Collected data
════
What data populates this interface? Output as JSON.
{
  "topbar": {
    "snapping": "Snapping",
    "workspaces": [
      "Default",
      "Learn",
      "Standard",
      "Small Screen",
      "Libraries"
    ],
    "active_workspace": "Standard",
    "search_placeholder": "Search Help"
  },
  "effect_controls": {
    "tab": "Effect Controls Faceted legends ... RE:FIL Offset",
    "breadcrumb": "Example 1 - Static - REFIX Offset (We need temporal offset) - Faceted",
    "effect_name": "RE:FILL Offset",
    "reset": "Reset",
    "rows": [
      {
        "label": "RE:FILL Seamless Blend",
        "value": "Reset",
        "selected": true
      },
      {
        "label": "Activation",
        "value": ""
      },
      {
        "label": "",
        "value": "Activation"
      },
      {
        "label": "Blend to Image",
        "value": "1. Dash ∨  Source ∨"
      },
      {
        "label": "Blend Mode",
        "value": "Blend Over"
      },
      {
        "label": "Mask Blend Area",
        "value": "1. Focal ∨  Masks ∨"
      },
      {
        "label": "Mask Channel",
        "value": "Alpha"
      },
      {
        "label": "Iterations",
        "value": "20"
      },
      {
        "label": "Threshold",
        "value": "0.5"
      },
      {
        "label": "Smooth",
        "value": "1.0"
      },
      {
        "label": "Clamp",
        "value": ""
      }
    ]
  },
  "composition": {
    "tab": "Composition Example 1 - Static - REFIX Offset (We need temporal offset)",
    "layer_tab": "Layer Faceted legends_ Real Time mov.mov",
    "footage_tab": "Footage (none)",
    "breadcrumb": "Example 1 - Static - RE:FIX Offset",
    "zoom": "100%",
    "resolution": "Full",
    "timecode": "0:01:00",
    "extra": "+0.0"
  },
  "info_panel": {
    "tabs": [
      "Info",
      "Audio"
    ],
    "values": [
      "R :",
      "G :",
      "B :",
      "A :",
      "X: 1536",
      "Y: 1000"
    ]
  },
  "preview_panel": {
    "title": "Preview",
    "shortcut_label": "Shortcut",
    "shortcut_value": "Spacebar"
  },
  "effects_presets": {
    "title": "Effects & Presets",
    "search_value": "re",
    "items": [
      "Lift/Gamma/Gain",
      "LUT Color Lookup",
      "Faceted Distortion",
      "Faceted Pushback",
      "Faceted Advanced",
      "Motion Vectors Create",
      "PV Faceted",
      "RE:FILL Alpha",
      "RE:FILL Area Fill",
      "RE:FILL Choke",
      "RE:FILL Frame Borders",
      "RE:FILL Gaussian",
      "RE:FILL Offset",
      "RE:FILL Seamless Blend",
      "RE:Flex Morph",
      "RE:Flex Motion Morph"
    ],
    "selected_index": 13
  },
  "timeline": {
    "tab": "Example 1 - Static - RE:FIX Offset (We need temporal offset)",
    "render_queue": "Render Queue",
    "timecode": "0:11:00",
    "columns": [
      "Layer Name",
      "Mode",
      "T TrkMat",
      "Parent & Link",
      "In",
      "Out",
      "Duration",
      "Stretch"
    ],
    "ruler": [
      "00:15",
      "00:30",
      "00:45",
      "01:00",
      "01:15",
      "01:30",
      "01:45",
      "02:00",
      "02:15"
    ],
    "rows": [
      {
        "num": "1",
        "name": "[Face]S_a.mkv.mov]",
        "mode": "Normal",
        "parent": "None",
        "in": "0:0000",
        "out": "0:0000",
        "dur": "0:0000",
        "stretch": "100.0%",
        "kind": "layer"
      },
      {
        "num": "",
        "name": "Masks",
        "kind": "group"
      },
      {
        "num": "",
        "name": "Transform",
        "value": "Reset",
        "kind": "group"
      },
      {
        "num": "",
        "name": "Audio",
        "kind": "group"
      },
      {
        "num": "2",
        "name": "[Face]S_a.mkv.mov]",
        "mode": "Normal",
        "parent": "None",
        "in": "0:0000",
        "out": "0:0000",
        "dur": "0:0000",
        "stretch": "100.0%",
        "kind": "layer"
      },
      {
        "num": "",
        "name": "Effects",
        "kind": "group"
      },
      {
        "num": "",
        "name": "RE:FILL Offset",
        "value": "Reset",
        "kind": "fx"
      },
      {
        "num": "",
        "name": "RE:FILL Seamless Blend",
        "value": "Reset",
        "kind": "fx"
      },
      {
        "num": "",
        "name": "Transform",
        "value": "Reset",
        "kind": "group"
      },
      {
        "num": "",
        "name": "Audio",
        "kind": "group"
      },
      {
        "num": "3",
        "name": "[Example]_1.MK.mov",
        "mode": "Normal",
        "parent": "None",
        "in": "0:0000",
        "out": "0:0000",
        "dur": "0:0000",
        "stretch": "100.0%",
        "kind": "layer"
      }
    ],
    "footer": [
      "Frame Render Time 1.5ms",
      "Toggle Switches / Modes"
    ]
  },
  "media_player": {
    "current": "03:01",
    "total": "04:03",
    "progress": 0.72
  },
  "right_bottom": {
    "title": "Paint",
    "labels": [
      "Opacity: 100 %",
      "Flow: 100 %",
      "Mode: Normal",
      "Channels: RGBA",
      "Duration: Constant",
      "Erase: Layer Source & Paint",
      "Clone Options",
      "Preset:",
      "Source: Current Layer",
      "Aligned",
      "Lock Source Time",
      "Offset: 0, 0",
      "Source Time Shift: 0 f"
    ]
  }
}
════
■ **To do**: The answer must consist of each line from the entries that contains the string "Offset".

■ **Answer below**:
    "tab": "Effect Controls Faceted legends ... RE:FIL Offset",
    "breadcrumb": "Example 1 - Static - REFIX Offset (We need temporal offset) - Faceted",
    "effect_name": "RE:FILL Offset",
    "tab": "Composition Example 1 - Static - REFIX Offset (We need temporal offset)",
    "breadcrumb": "Example 1 - Static - RE:FIX Offset",
      "RE:FILL Offset",
    "tab": "Example 1 - Static - RE:FIX Offset (We need temporal offset)",
        "name": "RE:FILL Offset",
      "Offset: 0, 0",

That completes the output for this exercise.